But I've wandered from my attempt to link the ending to Benjamin. So let me locate the moment in my reading of Hanson where I was reminded of Sturges's movie: "Benjamin's reading of Mickey Mouse as a 'figure of the collective dream' maintains a sense of disjunctive temporality, the mnemonic/psychoanalytic slant that marks the optical unconscious at the level of filmic inscription .... The dream memory that Mickey innervates, however, is inseparable from nightmares, in particular modern nightmares induced by industrial and military technology" (340)
Looking back at the synopsis of the end of _Sullivan's Travels_ quoted above, it seems almost (dare I say it?) uncanny how it links these concerns in the director's dawning awareness of collective affect, an awareness predicated on both a nightmarish and literalized enchainment of the masses and what Hansen further calls their relation to Disney films function: [A] ''premature and therapeutic detonation' of mass psychoses, of sadistic fantasies and masochistic delusions in the audience, by allowing them to erupt in collective laughter" (342). Yet even though Benjamin claimed History to be a tale of both barbarism and civilization, it was impossible even (perhaps especially) for him to forgo the pessimism activated by his own lived historical moment. As Hansen notes:
"The heterogeneous mass public that congregated in, and was catalyzed by, the cinema of the Weimar period consisted largely of people who bore the brunt of modernization...It would have been conceivable to think of the moviegoing collective as being made up of individual viewers, with the kind of mimetic engagement Benjamin found in the surrealists, the child, the beholder of old photographs or, for that matter, Proust. But it is also historically understandable why Benjamin, unlike Kracauer, did not make that leap of faith -- why he submerged the imaginative, mnemotechnical possibilities of the medium into a presentist politics of distraction, renouncing the cinematic play with otherness in view of the increasingly threatening otherness of actual mass publics" (342).
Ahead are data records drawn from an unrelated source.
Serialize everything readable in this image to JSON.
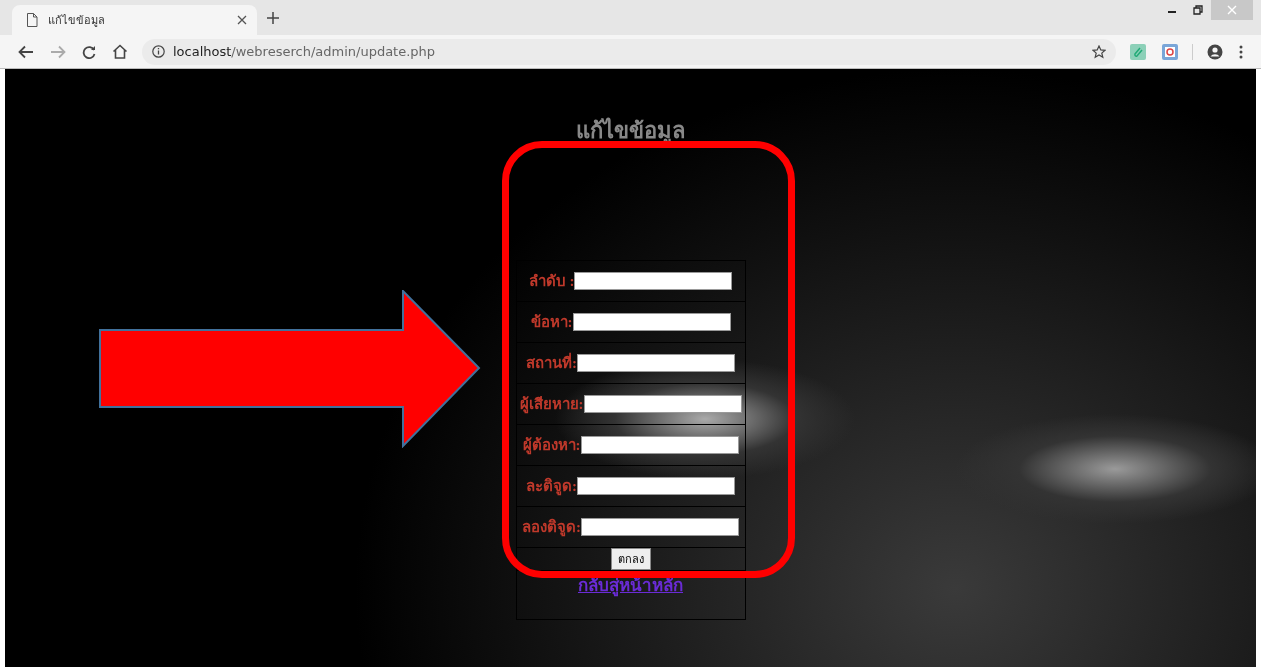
{
  "browser": {
    "tab": {
      "title": "แก้ไขข้อมูล",
      "selected": true
    },
    "address": {
      "host": "localhost",
      "path": "/webreserch/admin/update.php"
    }
  },
  "page": {
    "heading": "แก้ไขข้อมูล",
    "fields": [
      {
        "label": "ลำดับ :"
      },
      {
        "label": "ข้อหา:"
      },
      {
        "label": "สถานที่:"
      },
      {
        "label": "ผู้เสียหาย:"
      },
      {
        "label": "ผู้ต้องหา:"
      },
      {
        "label": "ละติจูด:"
      },
      {
        "label": "ลองติจูด:"
      }
    ],
    "submit": "ตกลง",
    "link": "กลับสู่หน้าหลัก"
  }
}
So while Benjamin gave up on the figure of Mickey Mouse (rightly so!) do to his own historical fears of the moment, Sturges incorporates the sadism and fantasy of collective laughter into his story line and literalizes Bejamin's collective hopes and fears, thus politicizing cinematic cliches as cliche and as affirmation for his own historical present.